• What the task requires: Below are the records; copy each line in them that holds the word "label".

(Beginning of Records provided)

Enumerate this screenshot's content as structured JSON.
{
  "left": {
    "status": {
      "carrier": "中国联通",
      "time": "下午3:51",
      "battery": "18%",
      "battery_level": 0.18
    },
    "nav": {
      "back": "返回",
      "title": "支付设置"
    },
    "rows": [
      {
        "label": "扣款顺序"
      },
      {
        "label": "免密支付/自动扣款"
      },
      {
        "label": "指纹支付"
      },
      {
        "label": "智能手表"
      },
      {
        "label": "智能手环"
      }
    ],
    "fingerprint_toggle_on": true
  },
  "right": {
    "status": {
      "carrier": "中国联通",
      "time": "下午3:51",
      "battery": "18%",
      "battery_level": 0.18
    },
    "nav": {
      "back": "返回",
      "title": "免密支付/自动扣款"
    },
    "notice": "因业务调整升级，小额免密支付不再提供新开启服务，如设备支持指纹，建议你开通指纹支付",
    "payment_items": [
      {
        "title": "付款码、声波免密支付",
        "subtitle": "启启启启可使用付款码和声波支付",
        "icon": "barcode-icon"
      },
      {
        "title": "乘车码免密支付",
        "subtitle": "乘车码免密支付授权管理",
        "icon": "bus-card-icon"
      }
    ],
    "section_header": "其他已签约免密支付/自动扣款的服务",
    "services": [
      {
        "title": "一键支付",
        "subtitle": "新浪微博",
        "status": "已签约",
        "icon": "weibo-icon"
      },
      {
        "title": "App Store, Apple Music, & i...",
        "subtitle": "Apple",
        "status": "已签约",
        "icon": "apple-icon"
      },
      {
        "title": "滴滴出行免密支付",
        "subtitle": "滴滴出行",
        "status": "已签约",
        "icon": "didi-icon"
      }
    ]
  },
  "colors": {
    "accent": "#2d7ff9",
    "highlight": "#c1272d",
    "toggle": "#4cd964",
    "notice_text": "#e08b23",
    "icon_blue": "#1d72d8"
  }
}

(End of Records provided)
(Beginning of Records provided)

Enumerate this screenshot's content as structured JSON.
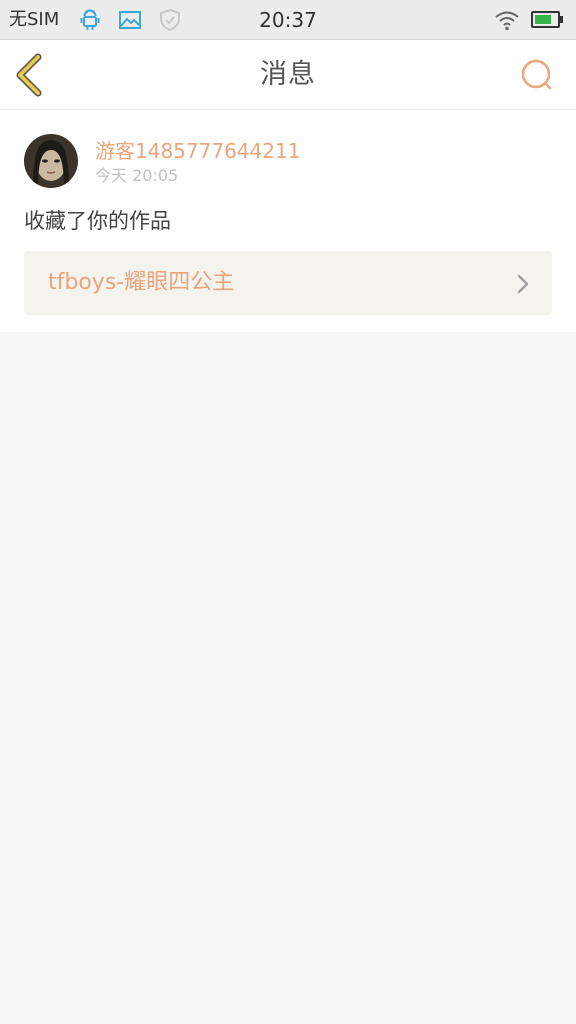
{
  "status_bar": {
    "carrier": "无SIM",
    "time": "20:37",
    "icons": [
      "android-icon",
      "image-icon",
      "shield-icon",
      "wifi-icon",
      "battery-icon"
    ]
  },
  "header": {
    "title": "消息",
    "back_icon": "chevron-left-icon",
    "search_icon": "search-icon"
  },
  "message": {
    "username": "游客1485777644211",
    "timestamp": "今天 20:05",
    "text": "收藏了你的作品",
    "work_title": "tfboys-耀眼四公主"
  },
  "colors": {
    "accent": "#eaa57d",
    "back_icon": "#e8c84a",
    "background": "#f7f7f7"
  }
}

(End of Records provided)

• Final answer:
        "label": "扣款顺序"
        "label": "免密支付/自动扣款"
        "label": "指纹支付"
        "label": "智能手表"
        "label": "智能手环"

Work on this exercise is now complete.